…and others and elsewhere

The other day I wrote about the slow erosion of the minimum wage which for a dozen years has helped those at the bottom of the pay pile. The wage has been “the slow-foot hope of the poor”. As the budget provisions come into force there is more bad news for the vulnerable here.

Yes, any budget is complex with winners and losers and contending interpretations. In the 2012 budget there are very small tax reductions for a lot of taxpayers, but I think these are outmatched by significant losses for some poor, low-paid, and very modestly paid groups. For example, today the Tory Libdem government’s destructive change to working tax credits comes into force. A couple with children on less than about £17 000 a year at present can get the credit as a top up to their wages for working at least 16 hours a week. From today those qualifying hours are raised to 24: between them they must work 24 with one working at least 16 or one must work 24. There is a recession, jobs are hard to find, the opportunities for increasing hours extremely limited. If they fail the new hours test, the family will lose all the working tax credit, up to £74 a week. There are estimated to be around
200 000 couples affected by this change nationally and pro-rata that is nearly two thousand in Cornwall. These are working people and their families; they should be encouraged not find their lives made more difficult by deliberate government decision.

At the same time research by the Institute for Fiscal Studies (IFS) for the Labour party shows that a typical family will lose £511 a year due to 2012 Tory Libdem budget changes in taxes and benefits: this takes into account the vaunted increase in the income tax threshold. In April 2014 pensioners will be £315 a year worse off as the granny tax bites.

Here then are the fruits of Tories and Libdems working together to take from the poor and low paid. Cue overpaid politicians earnestly telling us how it pains them to have to take hard decisions to reduce lesser paid people’s income.

Do not expect the Conservatives or Libdems to mention these cuts.


Read here why the government’s tax threshold change amounts to only 81p a week after accounting for the default inflation rise. (7 April 2012)

A survey by the Guardian shows that many jobs are not giving enough hours for people to meet the new qualifying hours rule for working tax benefits. This new rule is either serious incompetence by the Tory Libdem government or a callous policy change; it should be righted. (8 April 2012)

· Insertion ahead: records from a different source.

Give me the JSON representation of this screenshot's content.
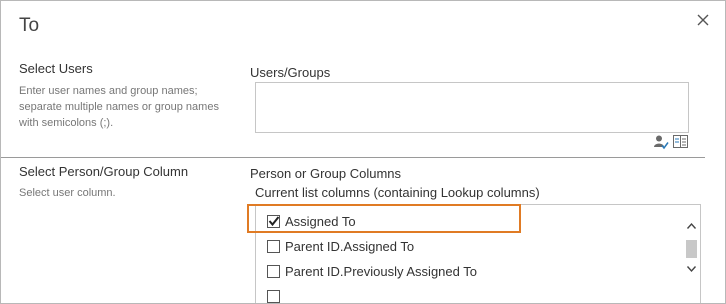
{
  "dialog": {
    "title": "To",
    "close_icon": "close-icon"
  },
  "select_users": {
    "title": "Select Users",
    "description_lines": [
      "Enter user names and group names;",
      "separate multiple names or group names",
      "with semicolons (;)."
    ],
    "field_label": "Users/Groups",
    "value": "",
    "icons": [
      "check-names-icon",
      "address-book-icon"
    ]
  },
  "person_group_column": {
    "title": "Select Person/Group Column",
    "description": "Select user column.",
    "field_label": "Person or Group Columns",
    "list_caption": "Current list columns (containing Lookup columns)",
    "options": [
      {
        "label": "Assigned To",
        "checked": true
      },
      {
        "label": "Parent ID.Assigned To",
        "checked": false
      },
      {
        "label": "Parent ID.Previously Assigned To",
        "checked": false
      }
    ]
  },
  "colors": {
    "highlight": "#e07b24",
    "border": "#c6c6c6",
    "divider": "#9a9a9a"
  }
}
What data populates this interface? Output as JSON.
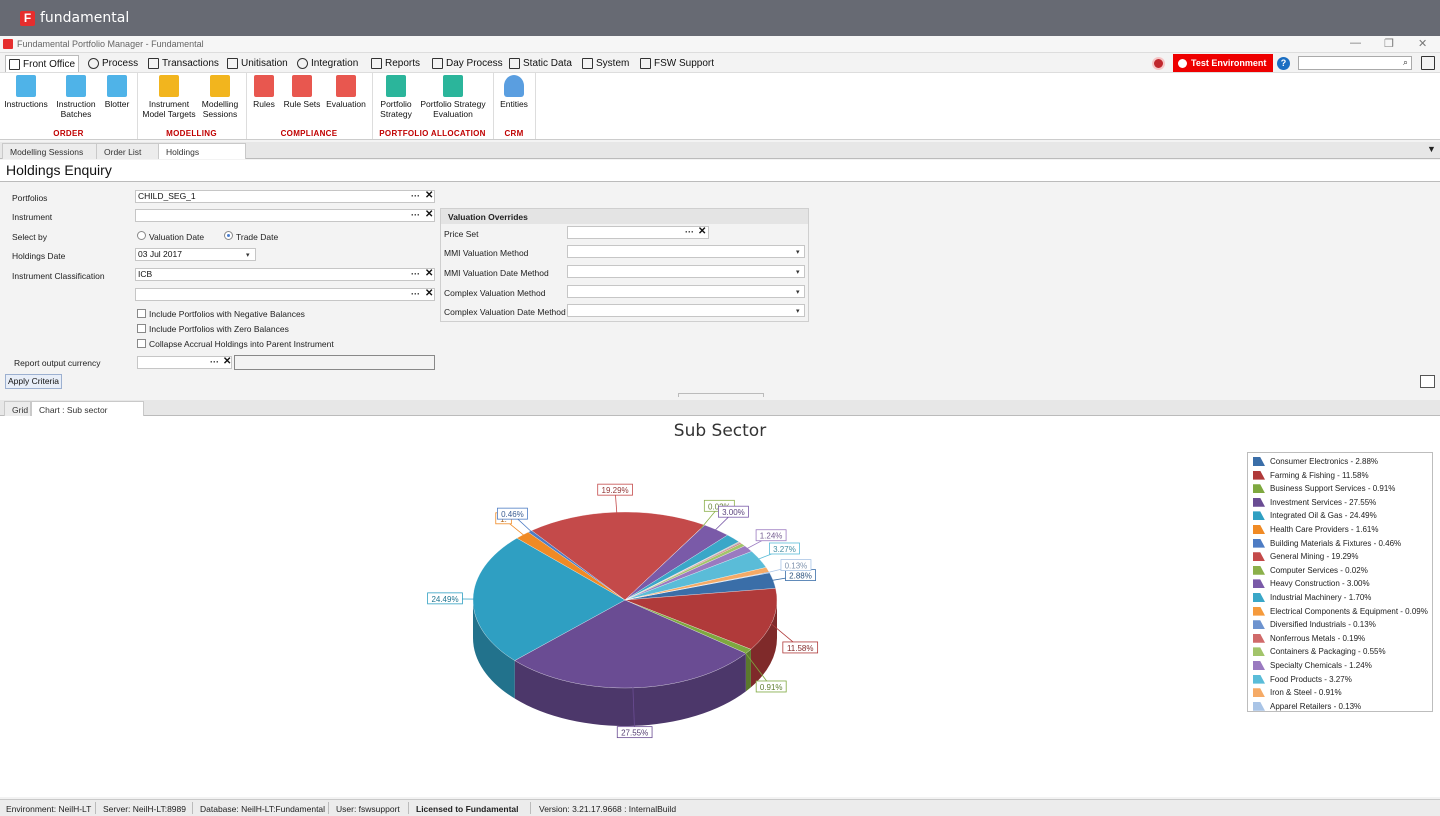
{
  "brand": {
    "logo_letter": "F",
    "name": "fundamental"
  },
  "window": {
    "title": "Fundamental Portfolio Manager - Fundamental",
    "minimize": "—",
    "restore": "❐",
    "close": "✕"
  },
  "menu": [
    {
      "label": "Front Office",
      "icon": "chart-icon"
    },
    {
      "label": "Process",
      "icon": "gear-icon"
    },
    {
      "label": "Transactions",
      "icon": "list-icon"
    },
    {
      "label": "Unitisation",
      "icon": "hierarchy-icon"
    },
    {
      "label": "Integration",
      "icon": "sync-icon"
    },
    {
      "label": "Reports",
      "icon": "report-icon"
    },
    {
      "label": "Day Process",
      "icon": "calendar-icon"
    },
    {
      "label": "Static Data",
      "icon": "database-icon"
    },
    {
      "label": "System",
      "icon": "server-icon"
    },
    {
      "label": "FSW Support",
      "icon": "support-icon"
    }
  ],
  "test_env": "Test Environment",
  "ribbon": {
    "buttons": [
      {
        "label1": "Instructions",
        "label2": "",
        "color": "#4fb3e8"
      },
      {
        "label1": "Instruction",
        "label2": "Batches",
        "color": "#4fb3e8"
      },
      {
        "label1": "Blotter",
        "label2": "",
        "color": "#4fb3e8"
      },
      {
        "label1": "Instrument",
        "label2": "Model Targets",
        "color": "#f2b51e"
      },
      {
        "label1": "Modelling",
        "label2": "Sessions",
        "color": "#f2b51e"
      },
      {
        "label1": "Rules",
        "label2": "",
        "color": "#e8574f"
      },
      {
        "label1": "Rule Sets",
        "label2": "",
        "color": "#e8574f"
      },
      {
        "label1": "Evaluation",
        "label2": "",
        "color": "#e8574f"
      },
      {
        "label1": "Portfolio",
        "label2": "Strategy",
        "color": "#2bb59b"
      },
      {
        "label1": "Portfolio Strategy",
        "label2": "Evaluation",
        "color": "#2bb59b"
      },
      {
        "label1": "Entities",
        "label2": "",
        "color": "#5a9ee0"
      }
    ],
    "groups": [
      "ORDER",
      "MODELLING",
      "COMPLIANCE",
      "PORTFOLIO ALLOCATION",
      "CRM"
    ]
  },
  "doc_tabs": [
    "Modelling Sessions",
    "Order List",
    "Holdings Enquiry"
  ],
  "page_title": "Holdings Enquiry",
  "form": {
    "portfolios_label": "Portfolios",
    "portfolios_value": "CHILD_SEG_1",
    "instrument_label": "Instrument",
    "instrument_value": "",
    "select_by_label": "Select by",
    "valuation_date": "Valuation Date",
    "trade_date": "Trade Date",
    "holdings_date_label": "Holdings Date",
    "holdings_date_value": "03 Jul 2017",
    "classification_label": "Instrument Classification",
    "classification_value": "ICB",
    "classification2_value": "",
    "chk_negative": "Include Portfolios with Negative Balances",
    "chk_zero": "Include Portfolios with Zero Balances",
    "chk_collapse": "Collapse Accrual Holdings into Parent Instrument",
    "report_currency_label": "Report output currency",
    "apply": "Apply Criteria",
    "ellipsis": "···",
    "clear": "✕",
    "dropdown": "▾"
  },
  "valuation_overrides": {
    "title": "Valuation Overrides",
    "price_set": "Price Set",
    "mmi_method": "MMI Valuation Method",
    "mmi_date_method": "MMI Valuation Date Method",
    "complex_method": "Complex Valuation Method",
    "complex_date_method": "Complex Valuation Date Method"
  },
  "sub_tabs": [
    "Grid",
    "Chart : Sub sector (Pie)"
  ],
  "chart_data": {
    "type": "pie",
    "title": "Sub Sector",
    "legend_position": "right",
    "categories": [
      "Consumer Electronics",
      "Farming & Fishing",
      "Business Support Services",
      "Investment Services",
      "Integrated Oil & Gas",
      "Health Care Providers",
      "Building Materials & Fixtures",
      "General Mining",
      "Computer Services",
      "Heavy Construction",
      "Industrial Machinery",
      "Electrical Components & Equipment",
      "Diversified Industrials",
      "Nonferrous Metals",
      "Containers & Packaging",
      "Specialty Chemicals",
      "Food Products",
      "Iron & Steel",
      "Apparel Retailers"
    ],
    "values": [
      2.88,
      11.58,
      0.91,
      27.55,
      24.49,
      1.61,
      0.46,
      19.29,
      0.02,
      3.0,
      1.7,
      0.09,
      0.13,
      0.19,
      0.55,
      1.24,
      3.27,
      0.91,
      0.13
    ],
    "legend_labels": [
      "Consumer Electronics - 2.88%",
      "Farming & Fishing - 11.58%",
      "Business Support Services - 0.91%",
      "Investment Services - 27.55%",
      "Integrated Oil & Gas - 24.49%",
      "Health Care Providers - 1.61%",
      "Building Materials & Fixtures - 0.46%",
      "General Mining - 19.29%",
      "Computer Services - 0.02%",
      "Heavy Construction - 3.00%",
      "Industrial Machinery - 1.70%",
      "Electrical Components & Equipment - 0.09%",
      "Diversified Industrials - 0.13%",
      "Nonferrous Metals - 0.19%",
      "Containers & Packaging - 0.55%",
      "Specialty Chemicals - 1.24%",
      "Food Products - 3.27%",
      "Iron & Steel - 0.91%",
      "Apparel Retailers - 0.13%"
    ],
    "data_labels": [
      "2.88%",
      "11.58%",
      "0.91%",
      "27.55%",
      "24.49%",
      "1.",
      "0.46%",
      "19.29%",
      "0.02%",
      "3.00%",
      "",
      "",
      "",
      "",
      "",
      "1.24%",
      "3.27%",
      "",
      "0.13%"
    ],
    "colors": [
      "#3a6ea8",
      "#b03a3a",
      "#7ea83f",
      "#6a4c93",
      "#2f9fc2",
      "#f08a24",
      "#4d7cc4",
      "#c44a4a",
      "#8bb04a",
      "#7a5aa8",
      "#3aa7c8",
      "#f59a3c",
      "#6d93cf",
      "#d06a6a",
      "#a2c46a",
      "#9a7ac0",
      "#5abcd8",
      "#f5aa66",
      "#a9c4e6"
    ]
  },
  "status": [
    "Environment: NeilH-LT",
    "Server: NeilH-LT:8989",
    "Database: NeilH-LT:Fundamental",
    "User: fswsupport",
    "Licensed to Fundamental",
    "Version: 3.21.17.9668 : InternalBuild"
  ]
}
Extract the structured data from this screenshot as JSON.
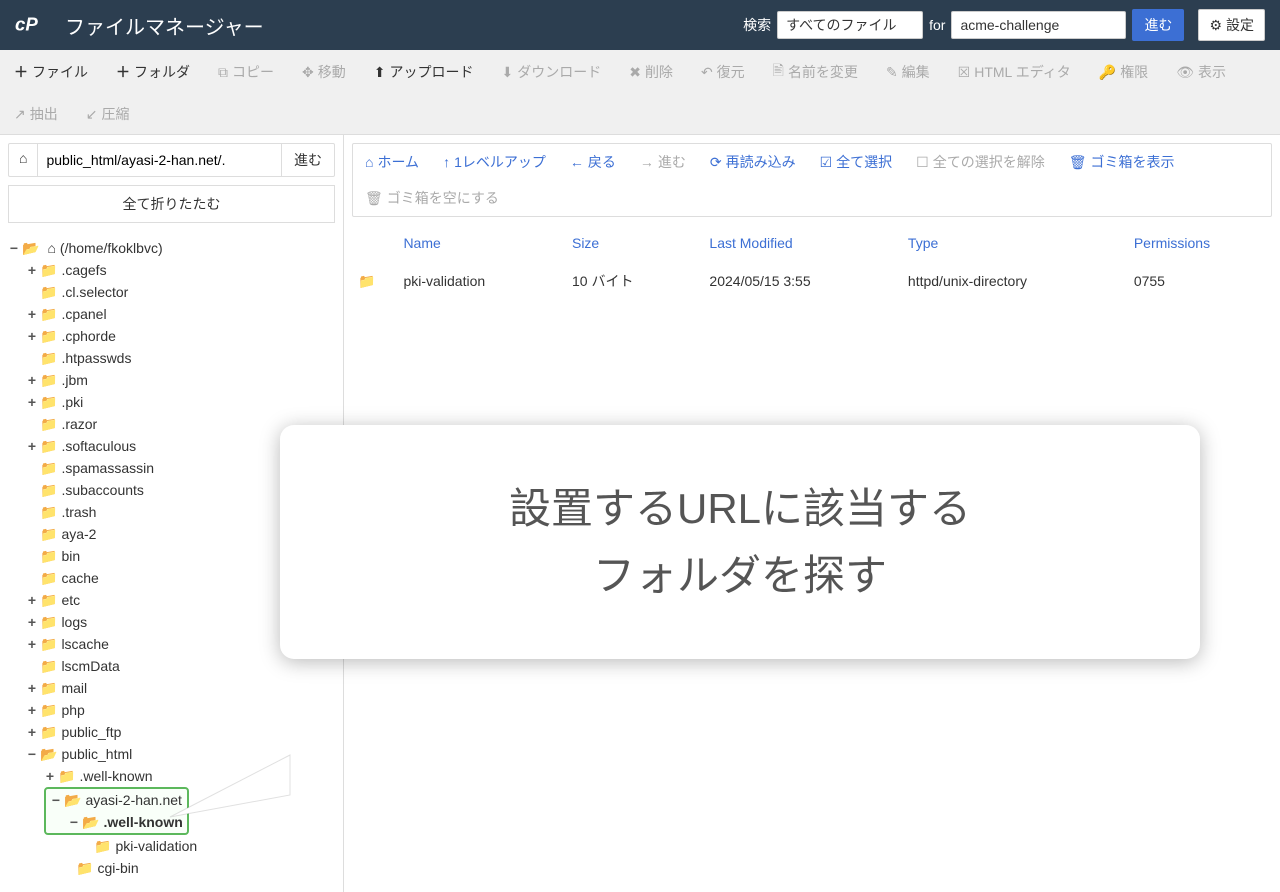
{
  "header": {
    "title": "ファイルマネージャー",
    "search_label": "検索",
    "search_for": "for",
    "search_select": "すべてのファイル",
    "search_value": "acme-challenge",
    "go_button": "進む",
    "settings": "設定"
  },
  "toolbar": {
    "file": "ファイル",
    "folder": "フォルダ",
    "copy": "コピー",
    "move": "移動",
    "upload": "アップロード",
    "download": "ダウンロード",
    "delete": "削除",
    "restore": "復元",
    "rename": "名前を変更",
    "edit": "編集",
    "html_editor": "HTML エディタ",
    "permissions": "権限",
    "view": "表示",
    "extract": "抽出",
    "compress": "圧縮"
  },
  "path": {
    "value": "public_html/ayasi-2-han.net/.",
    "go": "進む"
  },
  "collapse_all": "全て折りたたむ",
  "tree": {
    "root_label": "(/home/fkoklbvc)",
    "folders": [
      {
        "name": ".cagefs",
        "exp": true
      },
      {
        "name": ".cl.selector",
        "exp": false
      },
      {
        "name": ".cpanel",
        "exp": true
      },
      {
        "name": ".cphorde",
        "exp": true
      },
      {
        "name": ".htpasswds",
        "exp": false
      },
      {
        "name": ".jbm",
        "exp": true
      },
      {
        "name": ".pki",
        "exp": true
      },
      {
        "name": ".razor",
        "exp": false
      },
      {
        "name": ".softaculous",
        "exp": true
      },
      {
        "name": ".spamassassin",
        "exp": false
      },
      {
        "name": ".subaccounts",
        "exp": false
      },
      {
        "name": ".trash",
        "exp": false
      },
      {
        "name": "aya-2",
        "exp": false
      },
      {
        "name": "bin",
        "exp": false
      },
      {
        "name": "cache",
        "exp": false
      },
      {
        "name": "etc",
        "exp": true
      },
      {
        "name": "logs",
        "exp": true
      },
      {
        "name": "lscache",
        "exp": true
      },
      {
        "name": "lscmData",
        "exp": false
      },
      {
        "name": "mail",
        "exp": true
      },
      {
        "name": "php",
        "exp": true
      },
      {
        "name": "public_ftp",
        "exp": true
      }
    ],
    "public_html": "public_html",
    "well_known_1": ".well-known",
    "ayasi": "ayasi-2-han.net",
    "well_known_2": ".well-known",
    "pki_validation": "pki-validation",
    "cgi_bin": "cgi-bin"
  },
  "actions": {
    "home": "ホーム",
    "up": "1レベルアップ",
    "back": "戻る",
    "forward": "進む",
    "reload": "再読み込み",
    "select_all": "全て選択",
    "unselect_all": "全ての選択を解除",
    "view_trash": "ゴミ箱を表示",
    "empty_trash": "ゴミ箱を空にする"
  },
  "table": {
    "headers": {
      "name": "Name",
      "size": "Size",
      "last_modified": "Last Modified",
      "type": "Type",
      "permissions": "Permissions"
    },
    "rows": [
      {
        "name": "pki-validation",
        "size": "10 バイト",
        "last_modified": "2024/05/15 3:55",
        "type": "httpd/unix-directory",
        "permissions": "0755"
      }
    ]
  },
  "callout": {
    "line1": "設置するURLに該当する",
    "line2": "フォルダを探す"
  }
}
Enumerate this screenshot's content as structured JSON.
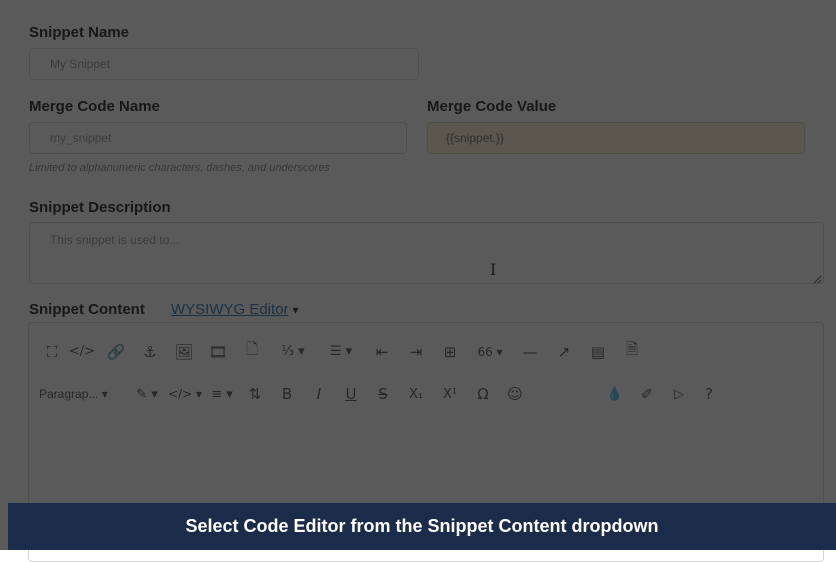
{
  "form": {
    "snippet_name": {
      "label": "Snippet Name",
      "placeholder": "My Snippet"
    },
    "merge_code_name": {
      "label": "Merge Code Name",
      "placeholder": "my_snippet",
      "hint": "Limited to alphanumeric characters, dashes, and underscores"
    },
    "merge_code_value": {
      "label": "Merge Code Value",
      "value": "{{snippet.}}"
    },
    "snippet_description": {
      "label": "Snippet Description",
      "placeholder": "This snippet is used to..."
    },
    "snippet_content": {
      "label": "Snippet Content",
      "editor_mode": "WYSIWYG Editor",
      "editor_caret": "▾"
    }
  },
  "toolbar": {
    "row1": [
      {
        "name": "fullscreen-icon",
        "glyph": "⛶"
      },
      {
        "name": "source-code-icon",
        "glyph": "</>"
      },
      {
        "name": "link-icon",
        "glyph": "🔗"
      },
      {
        "name": "anchor-icon",
        "glyph": "⚓"
      },
      {
        "name": "image-icon",
        "glyph": "🖼"
      },
      {
        "name": "media-icon",
        "glyph": "🎞"
      },
      {
        "name": "template-icon",
        "glyph": "🗋"
      },
      {
        "name": "numbered-list-icon",
        "glyph": "⅓ ▾"
      },
      {
        "name": "bullet-list-icon",
        "glyph": "☰ ▾"
      },
      {
        "name": "outdent-icon",
        "glyph": "⇤"
      },
      {
        "name": "indent-icon",
        "glyph": "⇥"
      },
      {
        "name": "table-icon",
        "glyph": "⊞"
      },
      {
        "name": "blockquote-icon",
        "glyph": "66 ▾"
      },
      {
        "name": "horizontal-line-icon",
        "glyph": "—"
      },
      {
        "name": "external-link-icon",
        "glyph": "↗"
      },
      {
        "name": "page-icon",
        "glyph": "▤"
      },
      {
        "name": "document-icon",
        "glyph": "🗎"
      }
    ],
    "row2": [
      {
        "name": "paragraph-format-dropdown",
        "glyph": "Paragrap... ▾"
      },
      {
        "name": "text-color-icon",
        "glyph": "✎ ▾"
      },
      {
        "name": "code-format-icon",
        "glyph": "</> ▾"
      },
      {
        "name": "align-icon",
        "glyph": "≡ ▾"
      },
      {
        "name": "line-height-icon",
        "glyph": "⇅"
      },
      {
        "name": "bold-icon",
        "glyph": "B"
      },
      {
        "name": "italic-icon",
        "glyph": "I"
      },
      {
        "name": "underline-icon",
        "glyph": "U"
      },
      {
        "name": "strikethrough-icon",
        "glyph": "S"
      },
      {
        "name": "subscript-icon",
        "glyph": "X₁"
      },
      {
        "name": "superscript-icon",
        "glyph": "X¹"
      },
      {
        "name": "special-char-icon",
        "glyph": "Ω"
      },
      {
        "name": "emoji-icon",
        "glyph": "☺"
      },
      {
        "name": "undo-icon",
        "glyph": ""
      },
      {
        "name": "redo-icon",
        "glyph": ""
      },
      {
        "name": "fill-color-icon",
        "glyph": "💧"
      },
      {
        "name": "highlight-icon",
        "glyph": "✐"
      },
      {
        "name": "pointer-icon",
        "glyph": "▷"
      },
      {
        "name": "help-icon",
        "glyph": "?"
      }
    ]
  },
  "banner": {
    "text": "Select Code Editor from the Snippet Content dropdown"
  },
  "colors": {
    "banner_bg": "#1b2c4a",
    "link": "#2a7ab8",
    "readonly_field": "#fdf7d8"
  }
}
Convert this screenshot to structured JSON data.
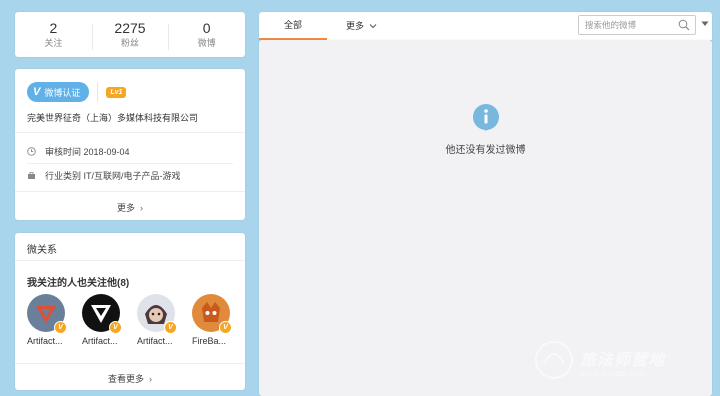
{
  "stats": [
    {
      "num": "2",
      "label": "关注"
    },
    {
      "num": "2275",
      "label": "粉丝"
    },
    {
      "num": "0",
      "label": "微博"
    }
  ],
  "info": {
    "verify_label": "微博认证",
    "level": "Lv1",
    "company": "完美世界征奇（上海）多媒体科技有限公司",
    "review_time": "审核时间 2018-09-04",
    "industry": "行业类别 IT/互联网/电子产品-游戏",
    "more": "更多"
  },
  "relations": {
    "title": "微关系",
    "subtitle": "我关注的人也关注他(8)",
    "users": [
      {
        "name": "Artifact..."
      },
      {
        "name": "Artifact..."
      },
      {
        "name": "Artifact..."
      },
      {
        "name": "FireBa..."
      }
    ],
    "view_more": "查看更多"
  },
  "tabs": {
    "all": "全部",
    "more": "更多",
    "search_placeholder": "搜索他的微博"
  },
  "feed": {
    "empty_text": "他还没有发过微博"
  },
  "watermark": {
    "text": "旅法师营地",
    "url": "www.iyingdi.com"
  },
  "colors": {
    "background": "#a8d4ec",
    "accent_tab": "#f28a44",
    "verify_blue": "#5fb1e8",
    "badge_orange": "#f5a623",
    "info_icon": "#79b8de"
  }
}
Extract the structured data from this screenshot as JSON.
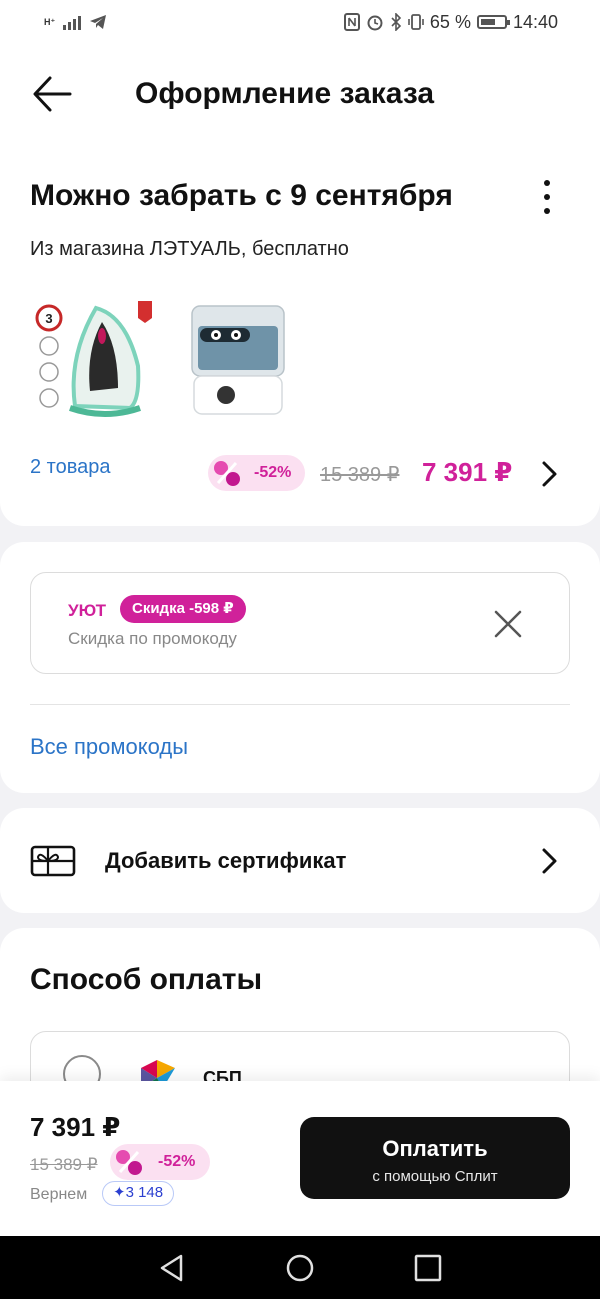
{
  "status_bar": {
    "network": "H⁺",
    "battery_percent": "65 %",
    "battery_level": 0.65,
    "time": "14:40"
  },
  "header": {
    "title": "Оформление заказа"
  },
  "delivery": {
    "title": "Можно забрать с 9 сентября",
    "subtitle": "Из магазина ЛЭТУАЛЬ, бесплатно",
    "items_link": "2 товара",
    "discount": "-52%",
    "old_price": "15 389 ₽",
    "new_price": "7 391 ₽",
    "products": [
      "steam-iron",
      "humidifier"
    ]
  },
  "promo": {
    "code": "УЮТ",
    "badge": "Скидка -598 ₽",
    "description": "Скидка по промокоду",
    "all_link": "Все промокоды"
  },
  "certificate": {
    "label": "Добавить сертификат"
  },
  "payment": {
    "title": "Способ оплаты",
    "option_label": "СБП"
  },
  "bottom": {
    "total": "7 391 ₽",
    "old_total": "15 389 ₽",
    "discount": "-52%",
    "cashback_label": "Вернем",
    "cashback_value": "✦3 148",
    "pay_button": "Оплатить",
    "pay_button_sub": "с помощью Сплит"
  },
  "colors": {
    "accent": "#d0219a",
    "link": "#2b74c7",
    "button": "#111111"
  }
}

“the slow-foot hope of the poor”: Robert TRESSELL Ragged trousered philanthropists chapter 45